I was impressed with another city's example of brotherly love today. I had just finished reading the miraculous account of how the Lord liberated his people from bondage in Mosiah. I found it curious that Gideon referred to the Lamanites as 'our brethren' (Mosiah 22:3). These are hardly the words I expected from a man that was then enslaved by the Lamanites. It wouldn't have been terribly surprising to see him react more like the Philadelphian on the plane given that he'd spent his life on the battlefield fighting 'his brothers'. To my further surprise, Gideon's sentients were also expressed by the people of Zarahemla as they were joined by the peoples of Limhi and Alma.
If the people of Zarahemla can feel this kind of concern for their former masters and arch-enemies, then Philadelphia is obliged to step aside. It begs the question: What were they doing right? and What are we doing wrong? We profess to be members of the same church as the one established in Zarahemla, yet so often can't talk civilly with someone with different political views, or ethnic background or religious traditions. So often it's us and them, and we certainly aren't prone to see them as our brothers. After all, they are different. Most of us aren't even close to being able to live by the Savior's charge to 'love thy neighbor as thyself' (Matthew 22:39). Fortunately, there's a lot of us that are trying to be better. If we could simply get this down, so many of the world's problems would sort themselves out.

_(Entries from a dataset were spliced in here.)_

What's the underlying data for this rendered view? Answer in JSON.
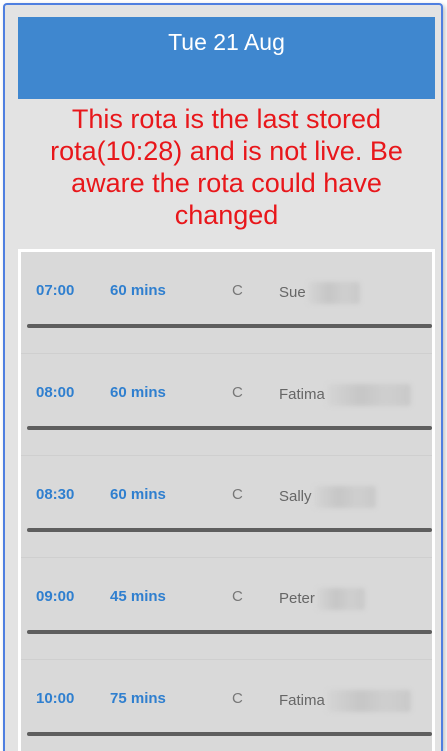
{
  "header": {
    "title": "Tue 21 Aug"
  },
  "warning": {
    "text": "This rota is the last stored rota(10:28) and is not live. Be aware the rota could have changed",
    "color": "#e8171b"
  },
  "colors": {
    "header_bg": "#3f87cf",
    "accent_text": "#2f7fcf",
    "frame_border": "#4f7fe0"
  },
  "rota": [
    {
      "time": "07:00",
      "duration": "60 mins",
      "code": "C",
      "name": "Sue"
    },
    {
      "time": "08:00",
      "duration": "60 mins",
      "code": "C",
      "name": "Fatima"
    },
    {
      "time": "08:30",
      "duration": "60 mins",
      "code": "C",
      "name": "Sally"
    },
    {
      "time": "09:00",
      "duration": "45 mins",
      "code": "C",
      "name": "Peter"
    },
    {
      "time": "10:00",
      "duration": "75 mins",
      "code": "C",
      "name": "Fatima"
    }
  ]
}
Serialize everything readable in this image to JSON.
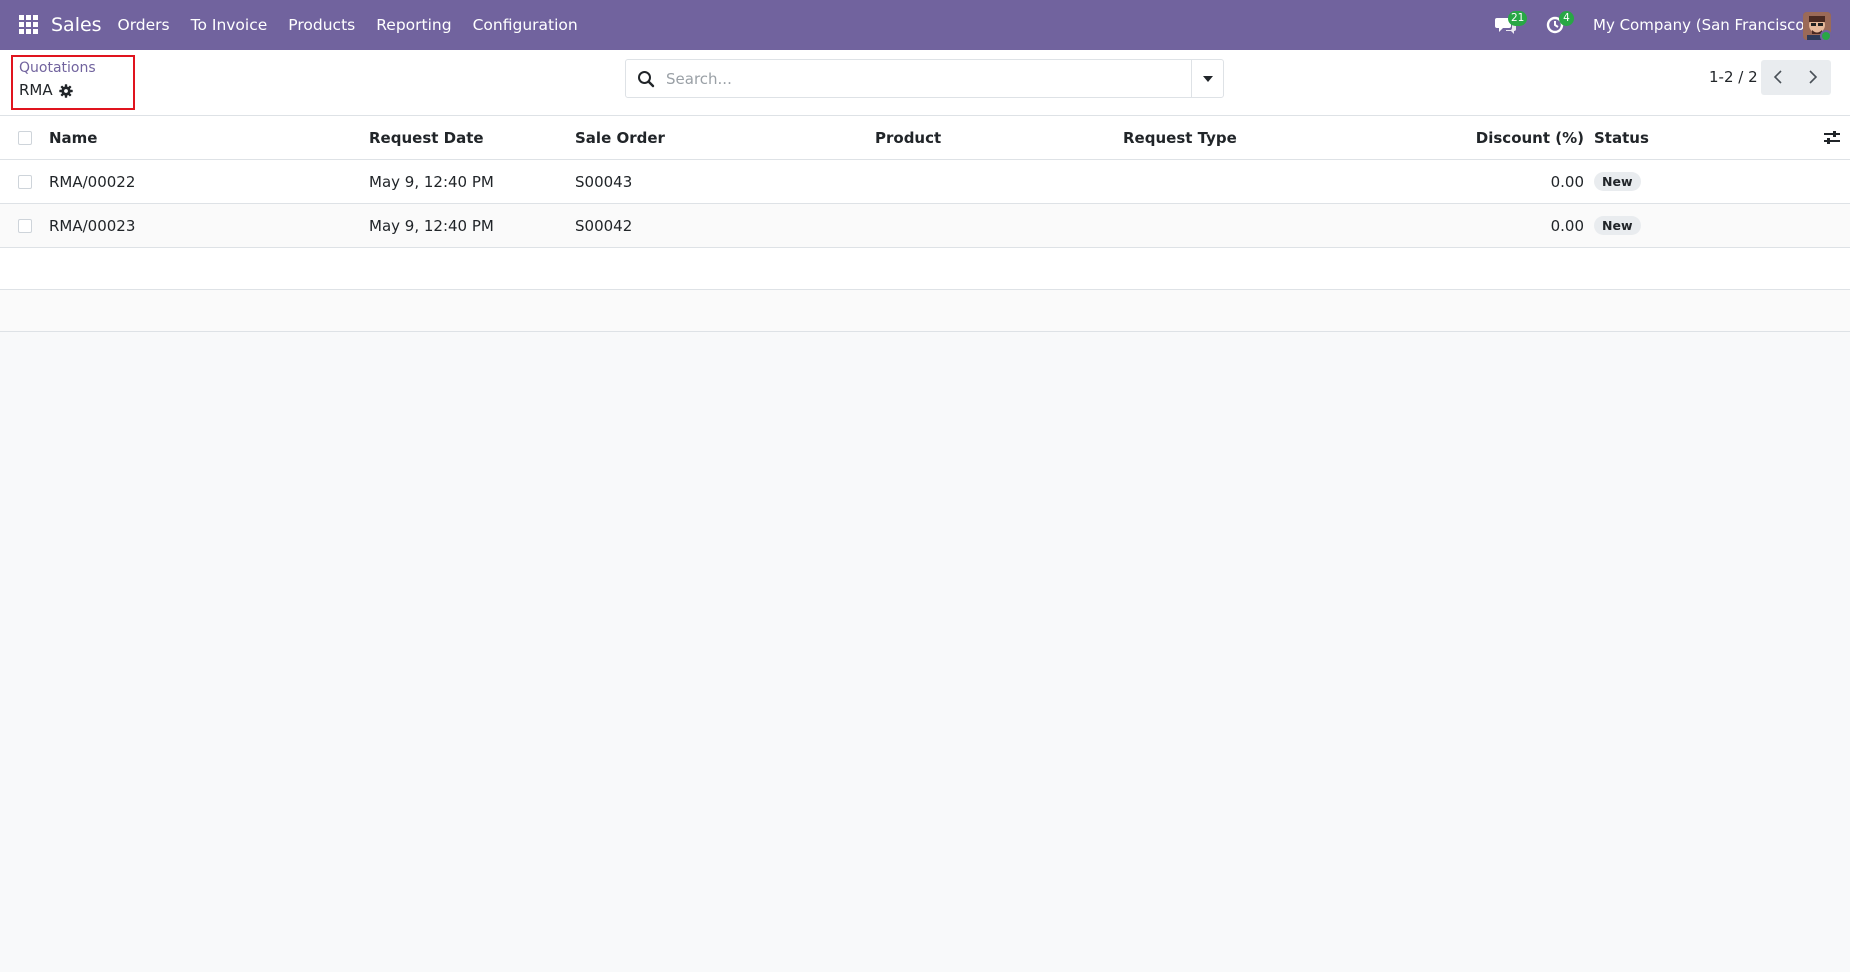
{
  "navbar": {
    "app_name": "Sales",
    "menu": [
      "Orders",
      "To Invoice",
      "Products",
      "Reporting",
      "Configuration"
    ],
    "messages_count": "21",
    "activities_count": "4",
    "company": "My Company (San Francisco)"
  },
  "breadcrumb": {
    "parent": "Quotations",
    "current": "RMA"
  },
  "search": {
    "placeholder": "Search..."
  },
  "pager": {
    "value": "1-2 / 2"
  },
  "table": {
    "columns": {
      "name": "Name",
      "request_date": "Request Date",
      "sale_order": "Sale Order",
      "product": "Product",
      "request_type": "Request Type",
      "discount": "Discount (%)",
      "status": "Status"
    },
    "rows": [
      {
        "name": "RMA/00022",
        "request_date": "May 9, 12:40 PM",
        "sale_order": "S00043",
        "product": "",
        "request_type": "",
        "discount": "0.00",
        "status": "New"
      },
      {
        "name": "RMA/00023",
        "request_date": "May 9, 12:40 PM",
        "sale_order": "S00042",
        "product": "",
        "request_type": "",
        "discount": "0.00",
        "status": "New"
      }
    ]
  },
  "colors": {
    "navbar": "#71639e",
    "badge": "#28a745",
    "highlight": "#e0141e"
  }
}
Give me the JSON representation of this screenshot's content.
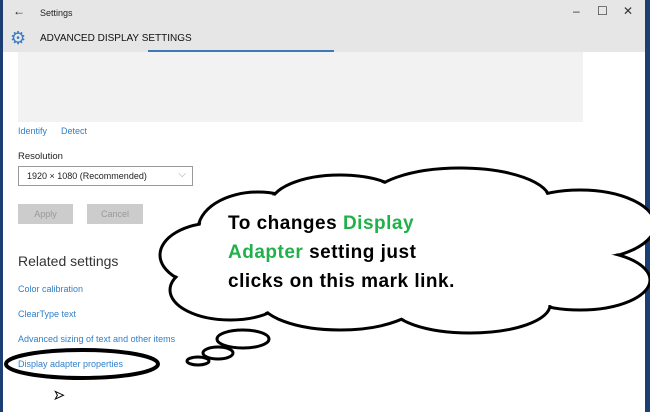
{
  "window": {
    "title": "Settings",
    "back_icon": "back-arrow",
    "minimize": "–",
    "maximize": "☐",
    "close": "✕"
  },
  "header": {
    "title": "ADVANCED DISPLAY SETTINGS"
  },
  "display": {
    "identify": "Identify",
    "detect": "Detect"
  },
  "resolution": {
    "label": "Resolution",
    "value": "1920 × 1080 (Recommended)"
  },
  "buttons": {
    "apply": "Apply",
    "cancel": "Cancel"
  },
  "related": {
    "heading": "Related settings",
    "links": [
      "Color calibration",
      "ClearType text",
      "Advanced sizing of text and other items",
      "Display adapter properties"
    ]
  },
  "annotation": {
    "line1_a": "To changes ",
    "line1_b": "Display",
    "line2_a": "Adapter",
    "line2_b": " setting just",
    "line3": "clicks on this mark link.",
    "highlight_color": "#21b14b"
  }
}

"And again, when they thought upon the Lamanites, who were their brethren, of the sinful and polluted state, they were filled with pain and anguish for the welfare of their souls." (Mosiah 25:11)
I don't know exactly how the City of Zarahemla got there, but think part of it may lie in a detail towards the end of the same chapter.
"And they were called the people of God. And the Lord did pour out his Spirit upon them, and they were blessed and prospered in the land." (Mosiah 25: 24)
The Spirit of the Lord brings with it the spirit of brotherly love. To have the latter is good; to have them both is better.